[Apparently the hardware was modified slightly with an extra wire/signal for vertical retrace detection, and this modification is supported in the emulator as well.]
The version for the Model 3 runs on stock hardware as it shipped in 1980. It has a interrupt that fires every second vblank. Thus it is possible to get in sync with the beam but to remain in sync the program must keep track of every cycle it executes.
The Model 1 version does require a hardware mod to get access to vsync.
I wrote those programs and couldn't have done it without something of a virtuous circle of trying stuff on the real hardware and then improving the emulator to more accurately model the hardware and so on.
I'll always remember a joke I read in an Amstrad user magazine back in the 80s: How many TRS-80 users does it take to change a light bulb? Both of them!
There's also a JS version which I slightly modified to make a retro visualisation for some music (work in progress ;P) http://lnrtw.cz/kyyb/
I've never owned a TRS-80 but I enjoyed using this a lot, completely different way of thinking about coding (for a person that started with modern languages like Python)
10 PRINT "TRS-80!"
20 GOTO 10
... a variation of what I might've typed on the TRS-80 Model I on display at the Radio Shack at the mall back in the day.
I owned one at one point, but had a hard time saving and restoring files on the cassette tape drive. I don't miss the frustration, but I am grateful for the world it inducted me into.
And it could run that all day, without overheating, with no fan!
I couldn’t find a Git link. Is this proprietary?
Yes. Most of the good TRS-80 emulators I've seen are proprietary. There's xtrs in the Debian repos but last time I tried it, it was pretty bare bones and not very accurate.
Edit: There's also MAME of course but it's a bit clunky to use.
> Edit: There's also MAME of course but it's a bit clunky to use.
I like the way MAME strives for accuracy above all else. I often wonder if it wouldn't be possible to compile MAME's source into some HDL and burn drivers into programmable hardware on demand.
> I often wonder if it wouldn't be possible to compile MAME's source into some HDL and burn drivers into programmable hardware on demand.
Like MiSTer FPGA? It seems to provide FPGA implementations for a number of vintage microcomputer and game systems:
Kind of yes, but the MAME code is very structured with lots of macros and looks extremely declarative. Once you have HDL versions of the most common components (such as CPUs, CRTCs, memory, etc) most of the code is declaring how these are connected, what RAM and ROM goes where. To translate that kind of code to an HDL wouldn't be impossible.
Not a TRS-80 emulator.
It is in the sense that Radio Shack put TRS-80 as a brand on all of their computers up until the mid eighties when they started to move into PC clones. Xroar emulates the Color Computer which was known as the "TRS-80 Color Computer".
Though, to be sure, most often TRS-80 is used to refer to the Model 1, 3, 4 line.

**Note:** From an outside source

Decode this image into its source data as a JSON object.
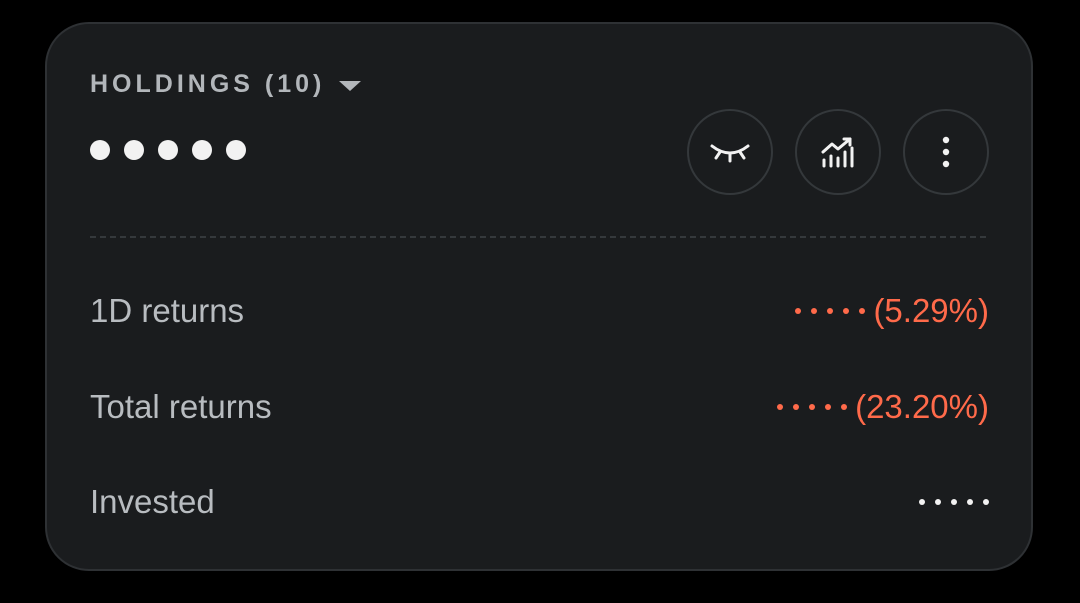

But plenty of people will think of the Color Computer when they hear TRS-80. Or, possibly, their line of rebranded pocket and laptop computers like the TRS-80 Model 100 or TRS-80 Pocket Computer 1.